That may or not have been the case, but it most certainly marked the nadir of a scurrilous history of circus-animal abuse in America. In the decades preceding Topsy’s ghastly Coney Island extermination in January 1903, it was not uncommon for recalcitrant performing elephants to be put down as final punishment in a lifetime of punishments: being trapped and transported thousands of miles from home, tethered for years on end, and subjected to appalling methods of coercion that included having bull hooks (metal crooks with spikes) jabbed in their flesh or hot pokers stuffed up their trunks.
The title and packaging of Daly’s combative true-life saga “Topsy,” whose frolicsome period cover art pictures a smiling elephant bursting through a big center ring flanked by diminutive photos of P.T. Barnum and Edison, is misleading on a couple of fronts. “Topsy” is only tangentially about an unruly pachyderm, and quite centrally a tale of American enterprising spirit gone amok. The subtitle, moreover, promises a “startling story,” an understatement that skirts false advertising. Descriptives on the order of outrageous, depressing, and profoundly upsetting would be more to the point.
The Startling Story of the Crooked-tailed Elephant, P.T. Barnum, and the American Wizard, Thomas Edison
The art of understatement would seem anomalous to “Topsy’s’’ quartet of protagonists, circus entrepreneurs Barnum and Adam Forepaugh and electricity pioneers Edison and George Westinghouse, whose gifts for invention and innovation were often upstaged by hyperbole and the defamatory lie. In the course of two overlapping narratives that converge in the cruel execution of an elephant, the men square off in professional battles for dominance whose stop-at-nothing stratagems suggest the cutthroat business of politics, American-style.
In circus annals, Forepaugh usually takes a back seat to Barnum, who launched his show-business career exhibiting an elderly black slave he reinvented as the 161-year-old nurse of George Washington (“The Greatest Natural and National Curiosity in the World”). Barnum didn’t seem to mind terribly when an autopsy exposed the fraud, since he sold 1,500 tickets to view the procedure at 50 cents a pop.
Making hay out of grand deceit was second nature to Forepaugh, himself a scam artist par excellence who secured his initial capital buying up debilitated horses and selling them as freshly-minted to the Union army. When the circus Forepaugh built from his profits edged Barnum’s in popularity, he buttressed his fortune skimming the take from an elaborately-rigged pickpocketing scheme in which circus employees preyed upon paying customers.
The slanders and one-upmanship indulged by the two circus tycoons would be mirrored by Edison and Westinghouse in the competitive arena of electric power. When a study in using electricity for criminal executions favored Westinghouse’s system of alternating current over Edison’s direct current, Edison’s publicists endeavored to brand his rival as the Dr. Guillotin of the electric chair; at the same time, a dissimulating Edison made his lab available for macabre research on electricity as a death tool, using stray dogs as subjects.

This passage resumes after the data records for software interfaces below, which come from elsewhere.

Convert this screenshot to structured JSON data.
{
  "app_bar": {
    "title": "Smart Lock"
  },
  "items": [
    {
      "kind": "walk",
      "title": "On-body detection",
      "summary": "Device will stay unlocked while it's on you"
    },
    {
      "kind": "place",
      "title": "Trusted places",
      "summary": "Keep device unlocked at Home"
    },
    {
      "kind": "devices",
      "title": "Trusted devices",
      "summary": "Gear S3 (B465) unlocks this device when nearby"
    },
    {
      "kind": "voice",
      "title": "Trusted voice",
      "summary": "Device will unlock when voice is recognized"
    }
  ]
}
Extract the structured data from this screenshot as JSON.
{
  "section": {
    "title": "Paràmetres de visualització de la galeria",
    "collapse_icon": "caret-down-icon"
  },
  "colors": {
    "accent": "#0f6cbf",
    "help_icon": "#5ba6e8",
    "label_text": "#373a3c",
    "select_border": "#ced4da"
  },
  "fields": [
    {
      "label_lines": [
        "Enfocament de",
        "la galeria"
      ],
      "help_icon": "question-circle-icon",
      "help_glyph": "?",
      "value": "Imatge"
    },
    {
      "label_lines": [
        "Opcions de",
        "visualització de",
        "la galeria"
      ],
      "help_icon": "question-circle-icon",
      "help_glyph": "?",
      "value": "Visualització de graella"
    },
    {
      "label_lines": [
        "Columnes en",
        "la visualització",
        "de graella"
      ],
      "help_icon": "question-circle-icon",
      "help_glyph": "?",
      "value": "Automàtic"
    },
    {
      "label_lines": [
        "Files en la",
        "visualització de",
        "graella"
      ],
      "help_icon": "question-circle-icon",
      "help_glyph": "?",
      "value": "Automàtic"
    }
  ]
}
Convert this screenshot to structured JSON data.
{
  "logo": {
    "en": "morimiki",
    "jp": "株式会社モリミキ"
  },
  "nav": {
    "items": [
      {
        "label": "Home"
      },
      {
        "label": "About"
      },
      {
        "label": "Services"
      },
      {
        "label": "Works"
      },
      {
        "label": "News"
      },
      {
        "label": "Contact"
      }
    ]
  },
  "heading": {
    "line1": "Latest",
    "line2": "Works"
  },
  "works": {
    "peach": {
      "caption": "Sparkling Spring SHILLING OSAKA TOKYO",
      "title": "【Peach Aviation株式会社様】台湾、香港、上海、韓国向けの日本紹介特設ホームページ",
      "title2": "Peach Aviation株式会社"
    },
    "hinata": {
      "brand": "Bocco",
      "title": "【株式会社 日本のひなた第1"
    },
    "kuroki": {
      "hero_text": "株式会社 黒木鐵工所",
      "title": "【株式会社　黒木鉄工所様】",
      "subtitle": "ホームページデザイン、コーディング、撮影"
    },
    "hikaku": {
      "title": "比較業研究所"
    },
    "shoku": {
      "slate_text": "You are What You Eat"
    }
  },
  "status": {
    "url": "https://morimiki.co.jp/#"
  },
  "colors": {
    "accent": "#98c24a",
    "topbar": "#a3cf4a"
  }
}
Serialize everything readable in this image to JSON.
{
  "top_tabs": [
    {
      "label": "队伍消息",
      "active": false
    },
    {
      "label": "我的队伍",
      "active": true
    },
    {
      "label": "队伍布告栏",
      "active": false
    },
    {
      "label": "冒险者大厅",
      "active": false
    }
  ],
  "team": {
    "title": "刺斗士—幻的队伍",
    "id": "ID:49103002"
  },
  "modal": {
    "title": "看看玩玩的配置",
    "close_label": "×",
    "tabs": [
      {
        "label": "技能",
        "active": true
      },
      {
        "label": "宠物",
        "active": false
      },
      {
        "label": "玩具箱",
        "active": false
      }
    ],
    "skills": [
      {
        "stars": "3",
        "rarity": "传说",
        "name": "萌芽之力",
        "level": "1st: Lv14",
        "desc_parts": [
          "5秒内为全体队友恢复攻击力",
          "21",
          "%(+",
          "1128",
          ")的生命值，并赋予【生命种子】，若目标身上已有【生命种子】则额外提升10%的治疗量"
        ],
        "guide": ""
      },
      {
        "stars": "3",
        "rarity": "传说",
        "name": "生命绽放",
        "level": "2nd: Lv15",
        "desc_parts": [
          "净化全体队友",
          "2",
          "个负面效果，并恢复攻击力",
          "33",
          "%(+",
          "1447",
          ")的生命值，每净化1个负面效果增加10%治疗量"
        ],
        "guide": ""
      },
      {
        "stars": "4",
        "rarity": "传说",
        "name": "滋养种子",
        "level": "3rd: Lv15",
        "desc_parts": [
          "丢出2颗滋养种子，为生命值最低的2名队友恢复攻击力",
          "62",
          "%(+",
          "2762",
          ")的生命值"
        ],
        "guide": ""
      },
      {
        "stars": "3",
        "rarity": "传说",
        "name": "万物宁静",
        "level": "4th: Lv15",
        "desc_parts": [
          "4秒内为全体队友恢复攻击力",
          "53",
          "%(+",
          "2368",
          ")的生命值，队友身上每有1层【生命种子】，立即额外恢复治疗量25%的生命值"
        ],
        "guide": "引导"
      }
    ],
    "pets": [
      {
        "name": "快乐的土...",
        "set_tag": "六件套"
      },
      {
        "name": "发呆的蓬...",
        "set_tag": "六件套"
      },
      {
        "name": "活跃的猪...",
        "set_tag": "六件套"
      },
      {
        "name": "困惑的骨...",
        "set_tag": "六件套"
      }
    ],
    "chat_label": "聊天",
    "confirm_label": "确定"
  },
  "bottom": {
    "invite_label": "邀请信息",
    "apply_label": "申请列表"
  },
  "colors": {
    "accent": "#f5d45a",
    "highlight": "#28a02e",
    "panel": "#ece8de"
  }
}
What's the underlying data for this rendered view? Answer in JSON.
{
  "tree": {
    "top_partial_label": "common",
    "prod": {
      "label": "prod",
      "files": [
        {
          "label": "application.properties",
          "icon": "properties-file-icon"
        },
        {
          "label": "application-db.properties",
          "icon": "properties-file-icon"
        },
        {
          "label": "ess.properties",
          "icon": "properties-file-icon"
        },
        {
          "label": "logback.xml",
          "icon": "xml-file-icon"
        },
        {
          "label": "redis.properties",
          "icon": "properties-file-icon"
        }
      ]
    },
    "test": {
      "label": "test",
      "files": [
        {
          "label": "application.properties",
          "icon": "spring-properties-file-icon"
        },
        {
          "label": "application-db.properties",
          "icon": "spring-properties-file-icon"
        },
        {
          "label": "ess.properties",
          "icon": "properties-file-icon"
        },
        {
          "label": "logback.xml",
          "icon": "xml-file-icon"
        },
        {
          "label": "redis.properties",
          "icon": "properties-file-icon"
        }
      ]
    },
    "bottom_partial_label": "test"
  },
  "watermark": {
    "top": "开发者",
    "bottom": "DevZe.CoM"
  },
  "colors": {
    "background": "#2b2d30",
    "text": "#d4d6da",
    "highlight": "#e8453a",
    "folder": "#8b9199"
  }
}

The horror of those experiments, in which dozens of dogs (followed by two calves and a horse) were subjected to torturous fatal shocks, are relayed through actual journal entries whose deadpan lab-speak could move even the most canine-phobic of readers to gift their life savings to PETA.
For all its riveting anecdotes and eccentric period minutiae, the only section of “Topsy” that matches those journal outtakes for sheer emotional wallop is the opening chapter, in which Daly imagines with hauntingly sinuous prose how the titular elephant was captured in infancy and shipped to America. “She traveled in her solitude either between decks or deep in the hold, a dark, dank dungeon that rose and fell, leaving the baby without even the security of footing . . . . She would have been calling out to the mother from whom she had been fully weaned nearly six years too early, the mother whom she would never see again.”
Manipulative? Undeniably. But the manipulations are given heft by the author’s quiet outrage, which endows an off-the-radar circus story with the fatalistic gravitas of Aeschylus.
Jan Stuart reviews fiction and is author of “The Nashville Chronicles: The Making of Robert Altman’s Masterpiece.’’ He can be reached at firstname.lastname@example.org.